(Excerpts from an interface dataset)
────────────────

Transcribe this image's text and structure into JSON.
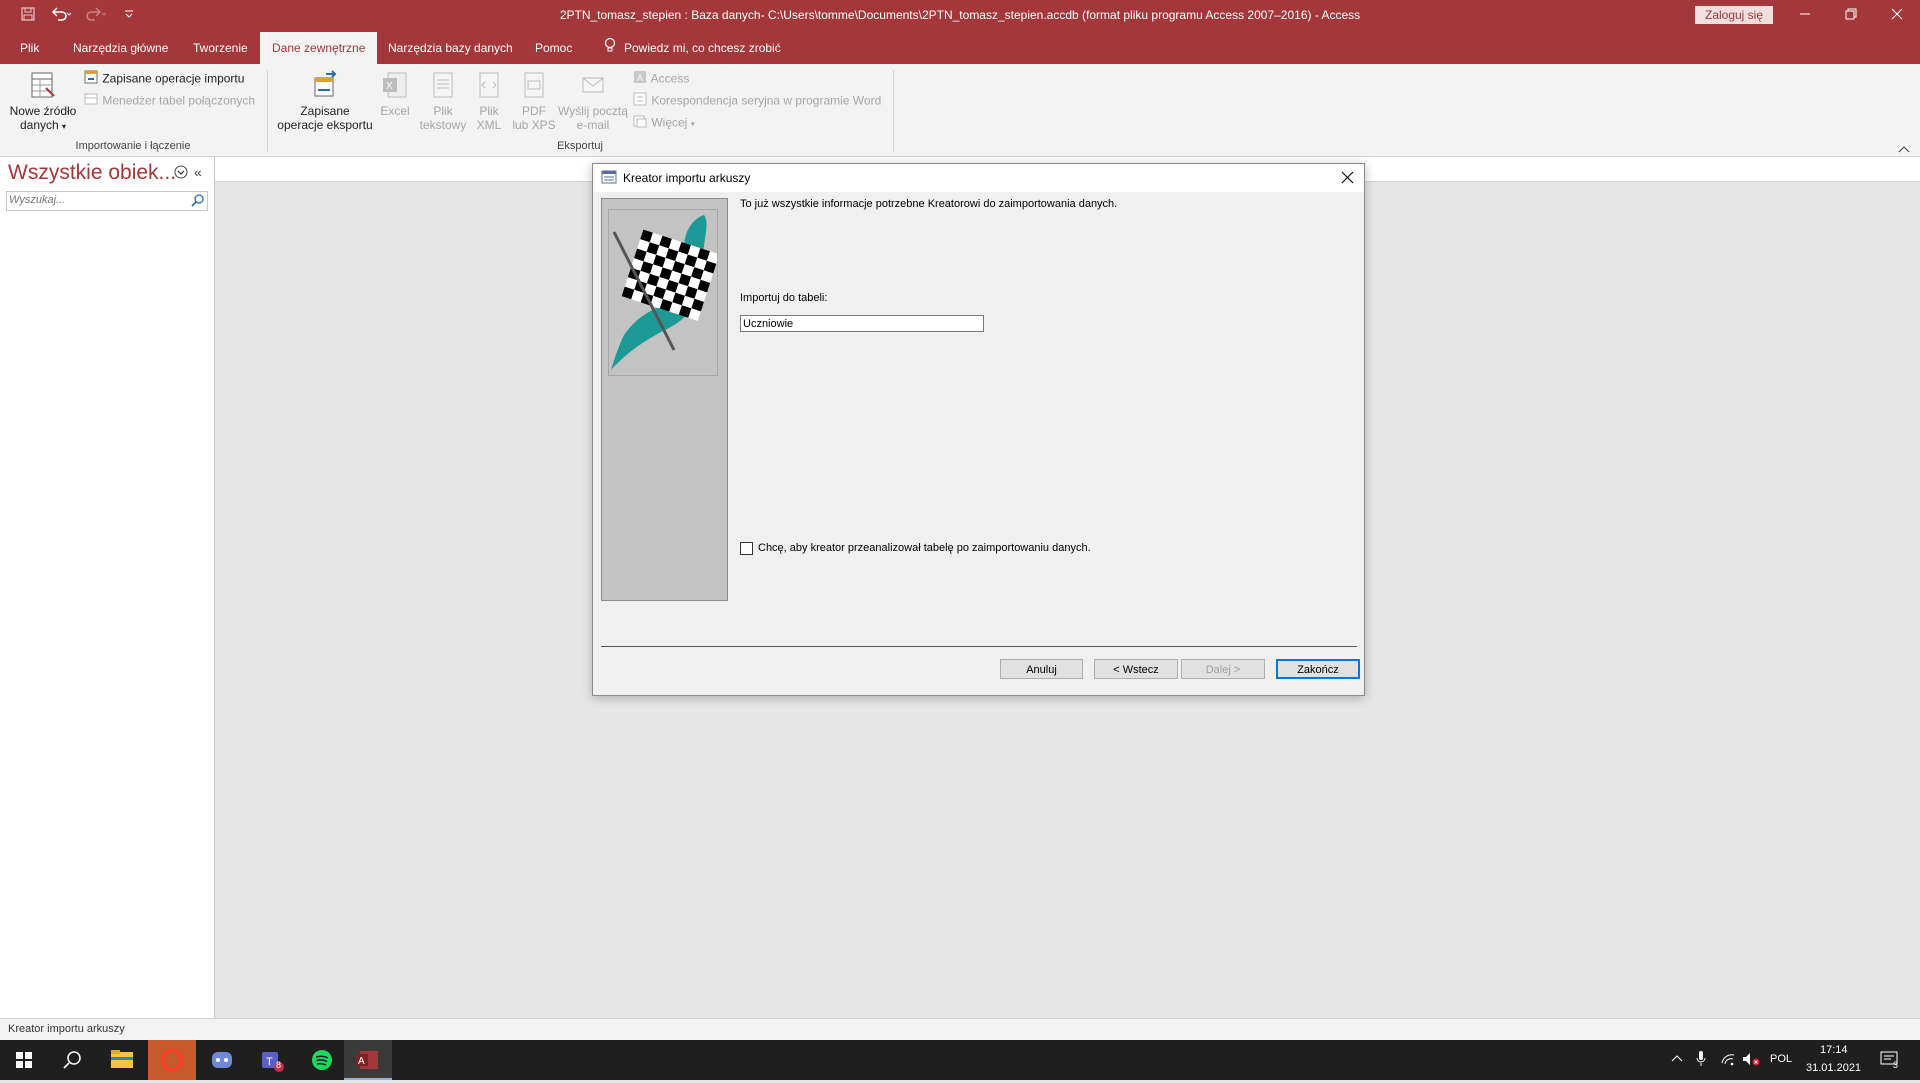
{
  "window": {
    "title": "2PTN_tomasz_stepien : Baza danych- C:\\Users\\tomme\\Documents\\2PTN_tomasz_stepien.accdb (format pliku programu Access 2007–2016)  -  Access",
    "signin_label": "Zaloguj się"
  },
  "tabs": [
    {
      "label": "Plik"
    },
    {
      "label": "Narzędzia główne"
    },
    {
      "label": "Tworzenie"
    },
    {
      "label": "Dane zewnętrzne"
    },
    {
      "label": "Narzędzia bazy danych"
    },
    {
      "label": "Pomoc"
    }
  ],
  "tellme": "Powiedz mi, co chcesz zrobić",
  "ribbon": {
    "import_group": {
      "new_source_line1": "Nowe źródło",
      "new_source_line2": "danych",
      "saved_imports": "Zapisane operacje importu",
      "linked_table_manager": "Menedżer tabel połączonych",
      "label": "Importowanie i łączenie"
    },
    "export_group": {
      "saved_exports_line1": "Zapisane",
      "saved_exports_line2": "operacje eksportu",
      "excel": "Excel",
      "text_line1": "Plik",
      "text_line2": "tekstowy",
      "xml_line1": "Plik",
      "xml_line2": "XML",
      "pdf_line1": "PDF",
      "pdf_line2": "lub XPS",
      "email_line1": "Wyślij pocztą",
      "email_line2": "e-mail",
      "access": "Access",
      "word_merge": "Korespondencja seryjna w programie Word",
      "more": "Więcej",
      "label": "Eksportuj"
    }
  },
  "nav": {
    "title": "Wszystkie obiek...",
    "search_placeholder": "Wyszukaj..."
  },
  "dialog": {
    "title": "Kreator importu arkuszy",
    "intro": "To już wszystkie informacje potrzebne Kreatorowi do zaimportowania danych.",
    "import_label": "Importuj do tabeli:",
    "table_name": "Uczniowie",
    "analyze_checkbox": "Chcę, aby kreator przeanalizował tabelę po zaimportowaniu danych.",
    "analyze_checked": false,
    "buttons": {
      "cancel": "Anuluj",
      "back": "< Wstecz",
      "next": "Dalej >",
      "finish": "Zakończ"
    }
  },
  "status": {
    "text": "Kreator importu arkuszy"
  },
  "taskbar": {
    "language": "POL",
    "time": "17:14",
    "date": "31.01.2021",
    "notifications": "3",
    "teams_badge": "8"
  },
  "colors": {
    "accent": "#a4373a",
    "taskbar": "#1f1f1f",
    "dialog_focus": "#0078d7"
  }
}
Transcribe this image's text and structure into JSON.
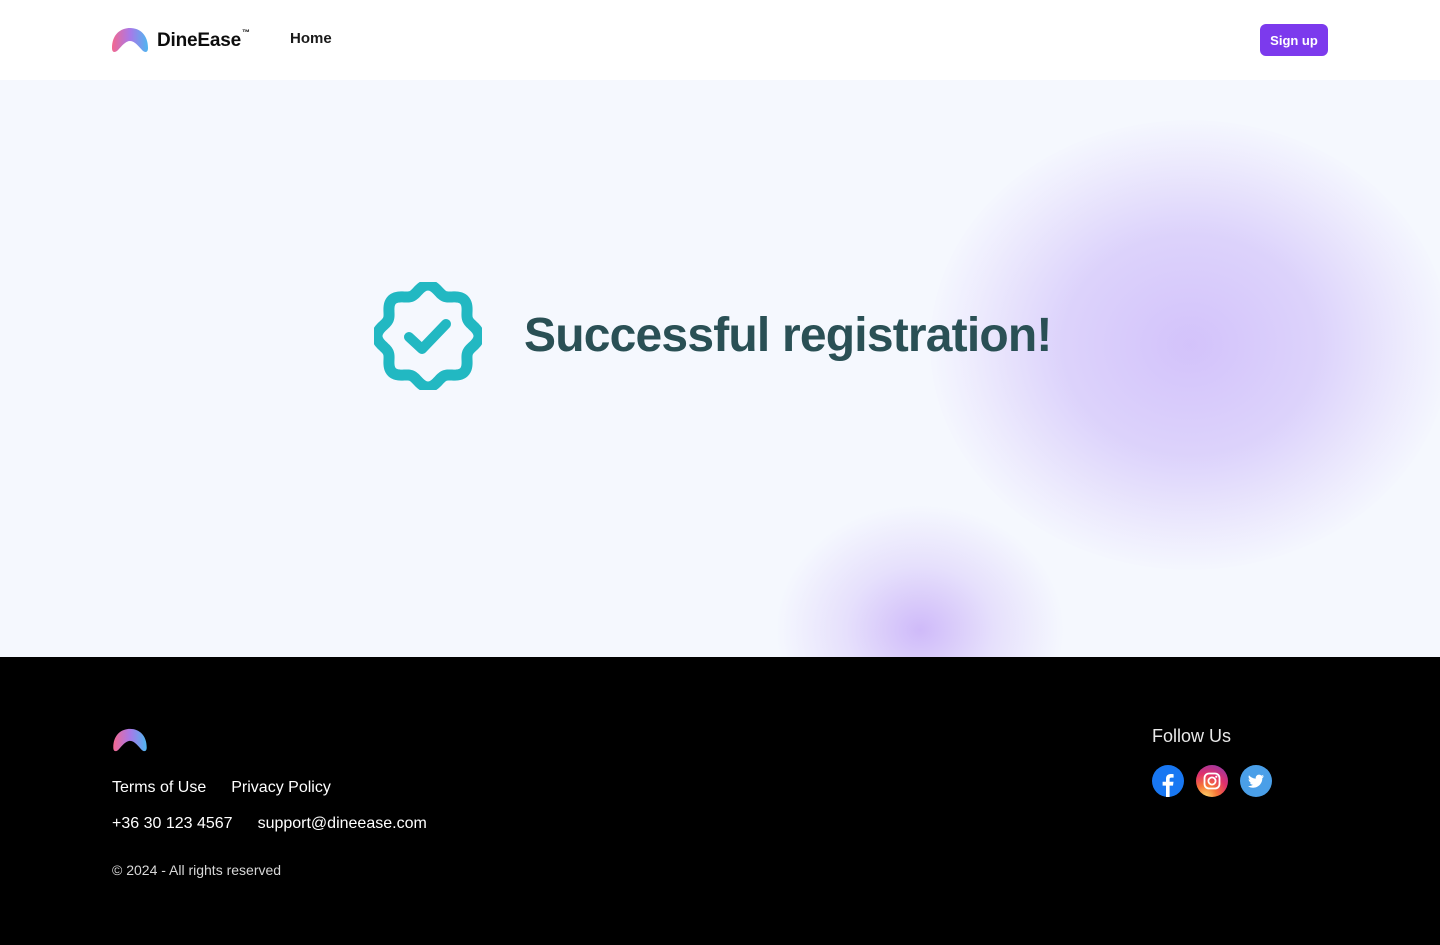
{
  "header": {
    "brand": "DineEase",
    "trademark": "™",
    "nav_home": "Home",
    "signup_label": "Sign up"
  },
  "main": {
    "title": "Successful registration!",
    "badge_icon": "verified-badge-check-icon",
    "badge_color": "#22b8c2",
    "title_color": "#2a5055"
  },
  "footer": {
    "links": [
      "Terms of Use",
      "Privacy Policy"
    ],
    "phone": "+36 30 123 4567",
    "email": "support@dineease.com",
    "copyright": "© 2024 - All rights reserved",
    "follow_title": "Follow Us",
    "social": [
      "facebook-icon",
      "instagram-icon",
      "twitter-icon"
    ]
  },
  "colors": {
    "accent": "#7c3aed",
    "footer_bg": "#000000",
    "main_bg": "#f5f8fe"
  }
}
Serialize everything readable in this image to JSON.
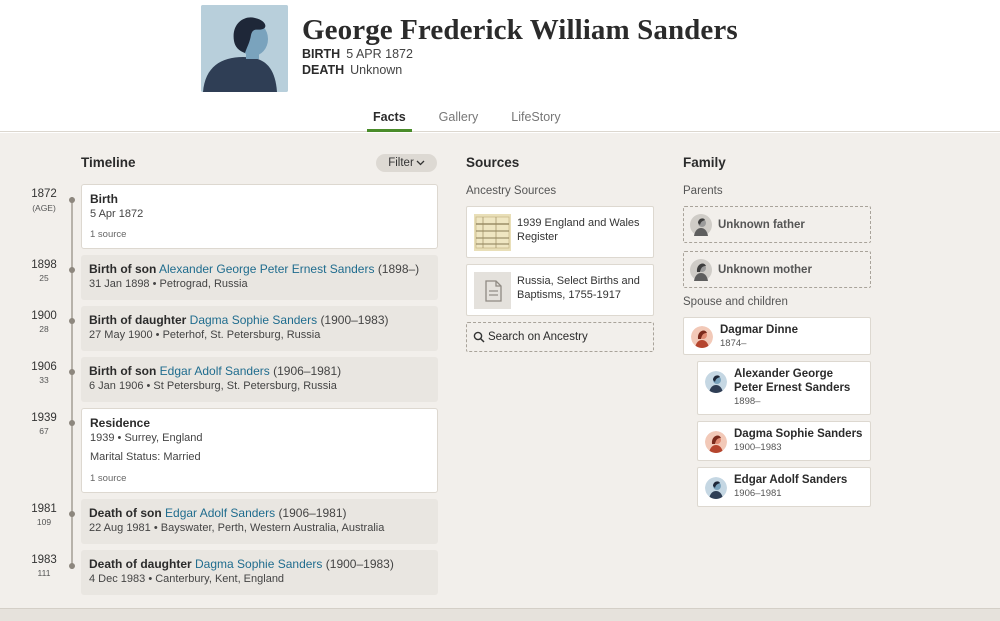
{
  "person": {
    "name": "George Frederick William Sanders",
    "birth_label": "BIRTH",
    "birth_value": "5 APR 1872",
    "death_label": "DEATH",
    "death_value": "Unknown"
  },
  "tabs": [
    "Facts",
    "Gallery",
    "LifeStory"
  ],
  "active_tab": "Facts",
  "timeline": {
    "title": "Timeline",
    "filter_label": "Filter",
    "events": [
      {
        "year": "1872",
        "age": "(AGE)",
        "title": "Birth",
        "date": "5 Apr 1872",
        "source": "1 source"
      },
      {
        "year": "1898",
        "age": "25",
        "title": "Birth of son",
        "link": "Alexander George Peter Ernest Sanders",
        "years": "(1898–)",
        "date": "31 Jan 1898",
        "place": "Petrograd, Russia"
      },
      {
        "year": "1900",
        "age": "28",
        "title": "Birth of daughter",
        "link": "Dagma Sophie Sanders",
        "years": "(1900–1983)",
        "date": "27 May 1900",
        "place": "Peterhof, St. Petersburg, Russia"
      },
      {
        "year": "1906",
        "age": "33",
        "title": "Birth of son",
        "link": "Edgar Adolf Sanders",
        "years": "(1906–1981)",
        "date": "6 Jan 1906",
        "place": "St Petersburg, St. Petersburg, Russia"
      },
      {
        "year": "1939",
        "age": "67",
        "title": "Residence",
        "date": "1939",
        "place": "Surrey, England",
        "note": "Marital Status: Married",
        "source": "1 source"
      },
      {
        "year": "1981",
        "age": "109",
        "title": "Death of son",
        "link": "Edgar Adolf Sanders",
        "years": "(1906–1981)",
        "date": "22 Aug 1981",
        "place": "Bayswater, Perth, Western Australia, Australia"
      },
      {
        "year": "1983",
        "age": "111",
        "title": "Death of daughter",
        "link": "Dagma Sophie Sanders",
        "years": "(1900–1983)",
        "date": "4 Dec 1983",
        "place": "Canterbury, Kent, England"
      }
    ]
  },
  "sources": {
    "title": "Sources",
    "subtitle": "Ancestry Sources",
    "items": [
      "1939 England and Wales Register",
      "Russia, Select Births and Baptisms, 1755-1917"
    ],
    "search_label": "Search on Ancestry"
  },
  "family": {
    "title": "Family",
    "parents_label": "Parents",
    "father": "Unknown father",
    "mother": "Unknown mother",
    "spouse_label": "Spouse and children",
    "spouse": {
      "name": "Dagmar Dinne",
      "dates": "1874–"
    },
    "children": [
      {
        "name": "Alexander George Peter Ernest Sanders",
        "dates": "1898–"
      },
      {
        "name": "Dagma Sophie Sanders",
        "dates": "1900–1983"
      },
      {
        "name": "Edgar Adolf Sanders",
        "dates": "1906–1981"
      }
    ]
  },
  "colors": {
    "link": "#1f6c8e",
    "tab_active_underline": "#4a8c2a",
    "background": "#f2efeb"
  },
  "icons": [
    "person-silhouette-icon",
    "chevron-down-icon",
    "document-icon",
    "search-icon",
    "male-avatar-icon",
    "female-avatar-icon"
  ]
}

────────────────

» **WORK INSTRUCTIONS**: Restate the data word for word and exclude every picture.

» **TASK ANSWER**:
Transcribe this image's text and structure into JSON.
{
  "window": {
    "title": "2PTN_tomasz_stepien : Baza danych- C:\\Users\\tomme\\Documents\\2PTN_tomasz_stepien.accdb (format pliku programu Access 2007–2016)  -  Access",
    "signin_label": "Zaloguj się"
  },
  "tabs": [
    {
      "label": "Plik"
    },
    {
      "label": "Narzędzia główne"
    },
    {
      "label": "Tworzenie"
    },
    {
      "label": "Dane zewnętrzne"
    },
    {
      "label": "Narzędzia bazy danych"
    },
    {
      "label": "Pomoc"
    }
  ],
  "tellme": "Powiedz mi, co chcesz zrobić",
  "ribbon": {
    "import_group": {
      "new_source_line1": "Nowe źródło",
      "new_source_line2": "danych",
      "saved_imports": "Zapisane operacje importu",
      "linked_table_manager": "Menedżer tabel połączonych",
      "label": "Importowanie i łączenie"
    },
    "export_group": {
      "saved_exports_line1": "Zapisane",
      "saved_exports_line2": "operacje eksportu",
      "excel": "Excel",
      "text_line1": "Plik",
      "text_line2": "tekstowy",
      "xml_line1": "Plik",
      "xml_line2": "XML",
      "pdf_line1": "PDF",
      "pdf_line2": "lub XPS",
      "email_line1": "Wyślij pocztą",
      "email_line2": "e-mail",
      "access": "Access",
      "word_merge": "Korespondencja seryjna w programie Word",
      "more": "Więcej",
      "label": "Eksportuj"
    }
  },
  "nav": {
    "title": "Wszystkie obiek...",
    "search_placeholder": "Wyszukaj..."
  },
  "dialog": {
    "title": "Kreator importu arkuszy",
    "intro": "To już wszystkie informacje potrzebne Kreatorowi do zaimportowania danych.",
    "import_label": "Importuj do tabeli:",
    "table_name": "Uczniowie",
    "analyze_checkbox": "Chcę, aby kreator przeanalizował tabelę po zaimportowaniu danych.",
    "analyze_checked": false,
    "buttons": {
      "cancel": "Anuluj",
      "back": "< Wstecz",
      "next": "Dalej >",
      "finish": "Zakończ"
    }
  },
  "status": {
    "text": "Kreator importu arkuszy"
  },
  "taskbar": {
    "language": "POL",
    "time": "17:14",
    "date": "31.01.2021",
    "notifications": "3",
    "teams_badge": "8"
  },
  "colors": {
    "accent": "#a4373a",
    "taskbar": "#1f1f1f",
    "dialog_focus": "#0078d7"
  }
}
Transcribe this image's text and structure into JSON.
{
  "header": {
    "brand": "DineEase",
    "trademark": "™",
    "nav_home": "Home",
    "signup_label": "Sign up"
  },
  "main": {
    "title": "Successful registration!",
    "badge_icon": "verified-badge-check-icon",
    "badge_color": "#22b8c2",
    "title_color": "#2a5055"
  },
  "footer": {
    "links": [
      "Terms of Use",
      "Privacy Policy"
    ],
    "phone": "+36 30 123 4567",
    "email": "support@dineease.com",
    "copyright": "© 2024 - All rights reserved",
    "follow_title": "Follow Us",
    "social": [
      "facebook-icon",
      "instagram-icon",
      "twitter-icon"
    ]
  },
  "colors": {
    "accent": "#7c3aed",
    "footer_bg": "#000000",
    "main_bg": "#f5f8fe"
  }
}
Serialize everything readable in this image to JSON.
{
  "person": {
    "name": "George Frederick William Sanders",
    "birth_label": "BIRTH",
    "birth_value": "5 APR 1872",
    "death_label": "DEATH",
    "death_value": "Unknown"
  },
  "tabs": [
    "Facts",
    "Gallery",
    "LifeStory"
  ],
  "active_tab": "Facts",
  "timeline": {
    "title": "Timeline",
    "filter_label": "Filter",
    "events": [
      {
        "year": "1872",
        "age": "(AGE)",
        "title": "Birth",
        "date": "5 Apr 1872",
        "source": "1 source"
      },
      {
        "year": "1898",
        "age": "25",
        "title": "Birth of son",
        "link": "Alexander George Peter Ernest Sanders",
        "years": "(1898–)",
        "date": "31 Jan 1898",
        "place": "Petrograd, Russia"
      },
      {
        "year": "1900",
        "age": "28",
        "title": "Birth of daughter",
        "link": "Dagma Sophie Sanders",
        "years": "(1900–1983)",
        "date": "27 May 1900",
        "place": "Peterhof, St. Petersburg, Russia"
      },
      {
        "year": "1906",
        "age": "33",
        "title": "Birth of son",
        "link": "Edgar Adolf Sanders",
        "years": "(1906–1981)",
        "date": "6 Jan 1906",
        "place": "St Petersburg, St. Petersburg, Russia"
      },
      {
        "year": "1939",
        "age": "67",
        "title": "Residence",
        "date": "1939",
        "place": "Surrey, England",
        "note": "Marital Status: Married",
        "source": "1 source"
      },
      {
        "year": "1981",
        "age": "109",
        "title": "Death of son",
        "link": "Edgar Adolf Sanders",
        "years": "(1906–1981)",
        "date": "22 Aug 1981",
        "place": "Bayswater, Perth, Western Australia, Australia"
      },
      {
        "year": "1983",
        "age": "111",
        "title": "Death of daughter",
        "link": "Dagma Sophie Sanders",
        "years": "(1900–1983)",
        "date": "4 Dec 1983",
        "place": "Canterbury, Kent, England"
      }
    ]
  },
  "sources": {
    "title": "Sources",
    "subtitle": "Ancestry Sources",
    "items": [
      "1939 England and Wales Register",
      "Russia, Select Births and Baptisms, 1755-1917"
    ],
    "search_label": "Search on Ancestry"
  },
  "family": {
    "title": "Family",
    "parents_label": "Parents",
    "father": "Unknown father",
    "mother": "Unknown mother",
    "spouse_label": "Spouse and children",
    "spouse": {
      "name": "Dagmar Dinne",
      "dates": "1874–"
    },
    "children": [
      {
        "name": "Alexander George Peter Ernest Sanders",
        "dates": "1898–"
      },
      {
        "name": "Dagma Sophie Sanders",
        "dates": "1900–1983"
      },
      {
        "name": "Edgar Adolf Sanders",
        "dates": "1906–1981"
      }
    ]
  },
  "colors": {
    "link": "#1f6c8e",
    "tab_active_underline": "#4a8c2a",
    "background": "#f2efeb"
  },
  "icons": [
    "person-silhouette-icon",
    "chevron-down-icon",
    "document-icon",
    "search-icon",
    "male-avatar-icon",
    "female-avatar-icon"
  ]
}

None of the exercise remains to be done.